» Data for processing:
+---+

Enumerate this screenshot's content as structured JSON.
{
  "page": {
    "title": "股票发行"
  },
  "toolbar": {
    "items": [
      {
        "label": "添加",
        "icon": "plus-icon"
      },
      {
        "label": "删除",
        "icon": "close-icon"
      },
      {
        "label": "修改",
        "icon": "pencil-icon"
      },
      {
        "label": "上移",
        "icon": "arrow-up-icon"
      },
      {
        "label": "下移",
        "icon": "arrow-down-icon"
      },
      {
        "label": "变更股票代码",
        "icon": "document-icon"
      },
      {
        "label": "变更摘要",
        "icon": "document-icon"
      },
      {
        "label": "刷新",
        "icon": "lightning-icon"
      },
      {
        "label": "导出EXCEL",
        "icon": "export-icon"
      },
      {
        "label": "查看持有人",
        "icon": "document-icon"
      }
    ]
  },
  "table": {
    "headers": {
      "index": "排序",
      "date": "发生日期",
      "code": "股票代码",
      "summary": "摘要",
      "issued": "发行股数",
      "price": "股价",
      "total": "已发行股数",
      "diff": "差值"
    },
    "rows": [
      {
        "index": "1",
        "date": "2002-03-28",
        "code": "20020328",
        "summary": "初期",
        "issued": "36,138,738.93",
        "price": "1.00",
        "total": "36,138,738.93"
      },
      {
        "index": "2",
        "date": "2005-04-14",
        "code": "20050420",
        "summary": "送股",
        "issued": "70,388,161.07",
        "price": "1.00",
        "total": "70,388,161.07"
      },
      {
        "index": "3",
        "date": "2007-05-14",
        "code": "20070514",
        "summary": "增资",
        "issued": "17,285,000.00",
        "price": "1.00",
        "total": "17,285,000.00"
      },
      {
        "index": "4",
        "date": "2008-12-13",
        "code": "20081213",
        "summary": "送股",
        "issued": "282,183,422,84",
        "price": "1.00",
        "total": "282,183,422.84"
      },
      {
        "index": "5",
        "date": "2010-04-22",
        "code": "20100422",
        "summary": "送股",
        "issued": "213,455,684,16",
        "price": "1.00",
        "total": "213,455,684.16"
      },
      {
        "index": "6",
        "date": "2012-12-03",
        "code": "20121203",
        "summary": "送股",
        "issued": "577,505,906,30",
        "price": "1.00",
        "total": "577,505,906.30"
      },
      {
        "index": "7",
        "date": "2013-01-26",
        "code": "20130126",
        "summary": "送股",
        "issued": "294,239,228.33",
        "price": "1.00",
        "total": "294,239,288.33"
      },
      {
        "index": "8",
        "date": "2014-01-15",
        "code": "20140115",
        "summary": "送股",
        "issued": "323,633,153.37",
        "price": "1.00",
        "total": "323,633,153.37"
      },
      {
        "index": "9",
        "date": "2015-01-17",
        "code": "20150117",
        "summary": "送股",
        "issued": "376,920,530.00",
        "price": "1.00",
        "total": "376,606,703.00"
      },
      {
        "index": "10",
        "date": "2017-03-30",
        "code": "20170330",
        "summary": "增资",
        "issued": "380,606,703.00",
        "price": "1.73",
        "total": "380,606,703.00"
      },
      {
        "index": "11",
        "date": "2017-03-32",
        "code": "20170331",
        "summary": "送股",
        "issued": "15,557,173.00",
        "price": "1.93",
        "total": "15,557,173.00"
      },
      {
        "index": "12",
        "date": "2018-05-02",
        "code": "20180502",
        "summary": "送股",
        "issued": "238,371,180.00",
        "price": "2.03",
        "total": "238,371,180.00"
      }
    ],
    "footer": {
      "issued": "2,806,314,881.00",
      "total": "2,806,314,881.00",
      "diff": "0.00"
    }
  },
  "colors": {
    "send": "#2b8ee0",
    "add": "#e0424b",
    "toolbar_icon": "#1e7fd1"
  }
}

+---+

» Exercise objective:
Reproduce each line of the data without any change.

» Solution for this task:
Enumerate this screenshot's content as structured JSON.
{
  "page": {
    "title": "股票发行"
  },
  "toolbar": {
    "items": [
      {
        "label": "添加",
        "icon": "plus-icon"
      },
      {
        "label": "删除",
        "icon": "close-icon"
      },
      {
        "label": "修改",
        "icon": "pencil-icon"
      },
      {
        "label": "上移",
        "icon": "arrow-up-icon"
      },
      {
        "label": "下移",
        "icon": "arrow-down-icon"
      },
      {
        "label": "变更股票代码",
        "icon": "document-icon"
      },
      {
        "label": "变更摘要",
        "icon": "document-icon"
      },
      {
        "label": "刷新",
        "icon": "lightning-icon"
      },
      {
        "label": "导出EXCEL",
        "icon": "export-icon"
      },
      {
        "label": "查看持有人",
        "icon": "document-icon"
      }
    ]
  },
  "table": {
    "headers": {
      "index": "排序",
      "date": "发生日期",
      "code": "股票代码",
      "summary": "摘要",
      "issued": "发行股数",
      "price": "股价",
      "total": "已发行股数",
      "diff": "差值"
    },
    "rows": [
      {
        "index": "1",
        "date": "2002-03-28",
        "code": "20020328",
        "summary": "初期",
        "issued": "36,138,738.93",
        "price": "1.00",
        "total": "36,138,738.93"
      },
      {
        "index": "2",
        "date": "2005-04-14",
        "code": "20050420",
        "summary": "送股",
        "issued": "70,388,161.07",
        "price": "1.00",
        "total": "70,388,161.07"
      },
      {
        "index": "3",
        "date": "2007-05-14",
        "code": "20070514",
        "summary": "增资",
        "issued": "17,285,000.00",
        "price": "1.00",
        "total": "17,285,000.00"
      },
      {
        "index": "4",
        "date": "2008-12-13",
        "code": "20081213",
        "summary": "送股",
        "issued": "282,183,422,84",
        "price": "1.00",
        "total": "282,183,422.84"
      },
      {
        "index": "5",
        "date": "2010-04-22",
        "code": "20100422",
        "summary": "送股",
        "issued": "213,455,684,16",
        "price": "1.00",
        "total": "213,455,684.16"
      },
      {
        "index": "6",
        "date": "2012-12-03",
        "code": "20121203",
        "summary": "送股",
        "issued": "577,505,906,30",
        "price": "1.00",
        "total": "577,505,906.30"
      },
      {
        "index": "7",
        "date": "2013-01-26",
        "code": "20130126",
        "summary": "送股",
        "issued": "294,239,228.33",
        "price": "1.00",
        "total": "294,239,288.33"
      },
      {
        "index": "8",
        "date": "2014-01-15",
        "code": "20140115",
        "summary": "送股",
        "issued": "323,633,153.37",
        "price": "1.00",
        "total": "323,633,153.37"
      },
      {
        "index": "9",
        "date": "2015-01-17",
        "code": "20150117",
        "summary": "送股",
        "issued": "376,920,530.00",
        "price": "1.00",
        "total": "376,606,703.00"
      },
      {
        "index": "10",
        "date": "2017-03-30",
        "code": "20170330",
        "summary": "增资",
        "issued": "380,606,703.00",
        "price": "1.73",
        "total": "380,606,703.00"
      },
      {
        "index": "11",
        "date": "2017-03-32",
        "code": "20170331",
        "summary": "送股",
        "issued": "15,557,173.00",
        "price": "1.93",
        "total": "15,557,173.00"
      },
      {
        "index": "12",
        "date": "2018-05-02",
        "code": "20180502",
        "summary": "送股",
        "issued": "238,371,180.00",
        "price": "2.03",
        "total": "238,371,180.00"
      }
    ],
    "footer": {
      "issued": "2,806,314,881.00",
      "total": "2,806,314,881.00",
      "diff": "0.00"
    }
  },
  "colors": {
    "send": "#2b8ee0",
    "add": "#e0424b",
    "toolbar_icon": "#1e7fd1"
  }
}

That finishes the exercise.